## REQUIRED ACTION
Everything from the line containing "Give me the" through the last line of the entries needs to be repeated exactly. Pictures must be left out.

## THE DATA

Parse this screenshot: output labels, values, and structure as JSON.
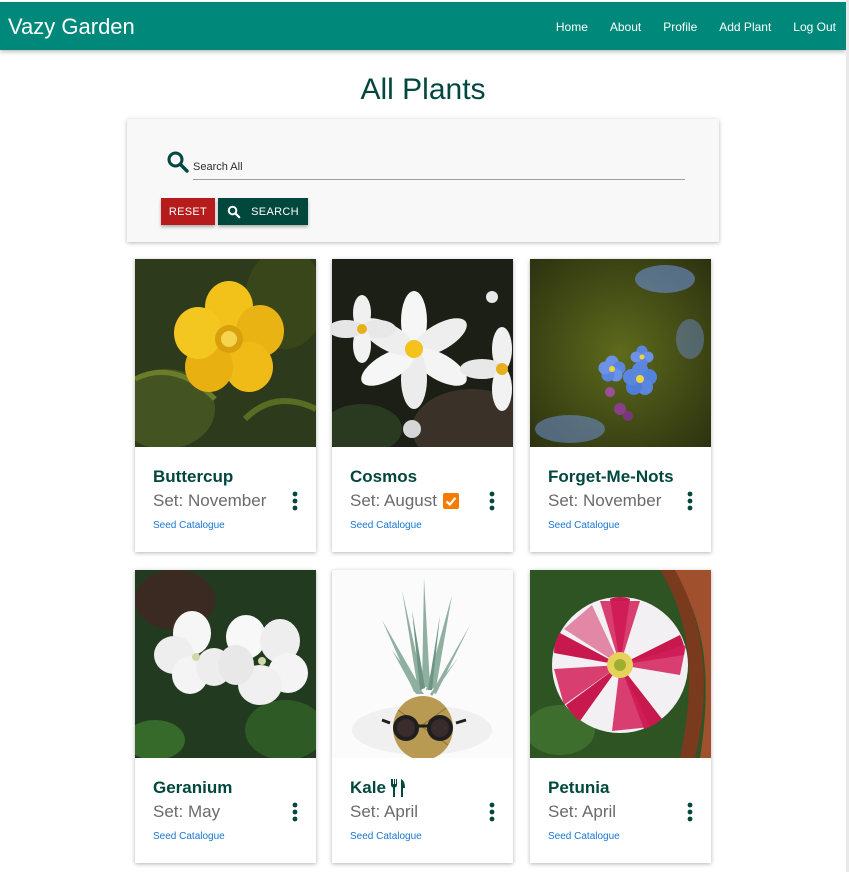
{
  "app": {
    "brand": "Vazy Garden"
  },
  "nav": {
    "items": [
      {
        "label": "Home"
      },
      {
        "label": "About"
      },
      {
        "label": "Profile"
      },
      {
        "label": "Add Plant"
      },
      {
        "label": "Log Out"
      }
    ]
  },
  "page": {
    "title": "All Plants"
  },
  "search": {
    "placeholder": "Search All",
    "value": "",
    "reset_label": "RESET",
    "search_label": "SEARCH"
  },
  "colors": {
    "navbar": "#00897b",
    "primary_dark": "#00473e",
    "reset": "#b71c1c",
    "link": "#1976d2",
    "badge": "#f57c00"
  },
  "plants": [
    {
      "name": "Buttercup",
      "set": "Set: November",
      "link": "Seed Catalogue",
      "image": "yellow-buttercup-flower",
      "badge": null
    },
    {
      "name": "Cosmos",
      "set": "Set: August",
      "link": "Seed Catalogue",
      "image": "white-cosmos-flowers",
      "badge": "checkbox-icon"
    },
    {
      "name": "Forget-Me-Nots",
      "set": "Set: November",
      "link": "Seed Catalogue",
      "image": "blue-forget-me-not-flowers",
      "badge": null
    },
    {
      "name": "Geranium",
      "set": "Set: May",
      "link": "Seed Catalogue",
      "image": "white-geranium-flowers",
      "badge": null
    },
    {
      "name": "Kale",
      "set": "Set: April",
      "link": "Seed Catalogue",
      "image": "pineapple-with-sunglasses",
      "badge": "utensils-icon"
    },
    {
      "name": "Petunia",
      "set": "Set: April",
      "link": "Seed Catalogue",
      "image": "pink-white-petunia-flower",
      "badge": null
    }
  ]
}
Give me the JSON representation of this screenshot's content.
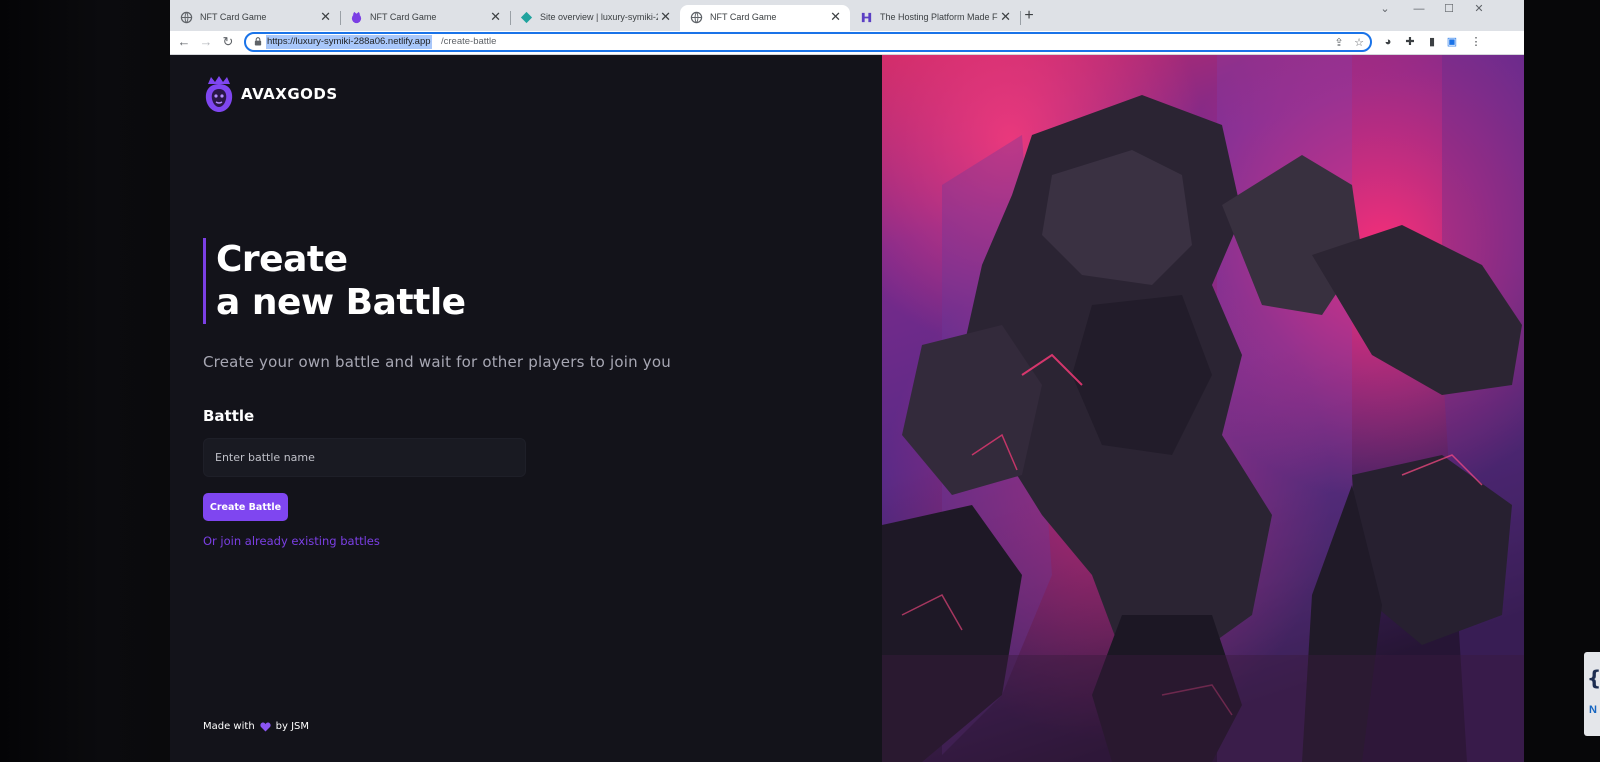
{
  "browser": {
    "tabs": [
      {
        "title": "NFT Card Game",
        "active": false,
        "favicon": "globe-icon"
      },
      {
        "title": "NFT Card Game",
        "active": false,
        "favicon": "lion-icon"
      },
      {
        "title": "Site overview | luxury-symiki-288",
        "active": false,
        "favicon": "netlify-diamond-icon"
      },
      {
        "title": "NFT Card Game",
        "active": true,
        "favicon": "globe-icon"
      },
      {
        "title": "The Hosting Platform Made For",
        "active": false,
        "favicon": "hosting-logo-icon"
      }
    ],
    "new_tab_label": "+",
    "close_glyph": "✕",
    "url_highlighted": "https://luxury-symiki-288a06.netlify.app",
    "url_rest": "/create-battle",
    "accent": "#1a73e8"
  },
  "page": {
    "brand": "AVAXGODS",
    "title_line1": "Create",
    "title_line2": "a new Battle",
    "subtitle": "Create your own battle and wait for other players to join you",
    "field_label": "Battle",
    "input_placeholder": "Enter battle name",
    "input_value": "",
    "create_button": "Create Battle",
    "join_link": "Or join already existing battles",
    "footer_prefix": "Made with",
    "footer_suffix": "by JSM",
    "accent": "#7f46f0",
    "background": "#13131a"
  }
}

## WRITTEN ANSWER
Give me the JSON representation of this screenshot's content.
{
  "browser": {
    "tabs": [
      {
        "title": "NFT Card Game",
        "active": false,
        "favicon": "globe-icon"
      },
      {
        "title": "NFT Card Game",
        "active": false,
        "favicon": "lion-icon"
      },
      {
        "title": "Site overview | luxury-symiki-288",
        "active": false,
        "favicon": "netlify-diamond-icon"
      },
      {
        "title": "NFT Card Game",
        "active": true,
        "favicon": "globe-icon"
      },
      {
        "title": "The Hosting Platform Made For",
        "active": false,
        "favicon": "hosting-logo-icon"
      }
    ],
    "new_tab_label": "+",
    "close_glyph": "✕",
    "url_highlighted": "https://luxury-symiki-288a06.netlify.app",
    "url_rest": "/create-battle",
    "accent": "#1a73e8"
  },
  "page": {
    "brand": "AVAXGODS",
    "title_line1": "Create",
    "title_line2": "a new Battle",
    "subtitle": "Create your own battle and wait for other players to join you",
    "field_label": "Battle",
    "input_placeholder": "Enter battle name",
    "input_value": "",
    "create_button": "Create Battle",
    "join_link": "Or join already existing battles",
    "footer_prefix": "Made with",
    "footer_suffix": "by JSM",
    "accent": "#7f46f0",
    "background": "#13131a"
  }
}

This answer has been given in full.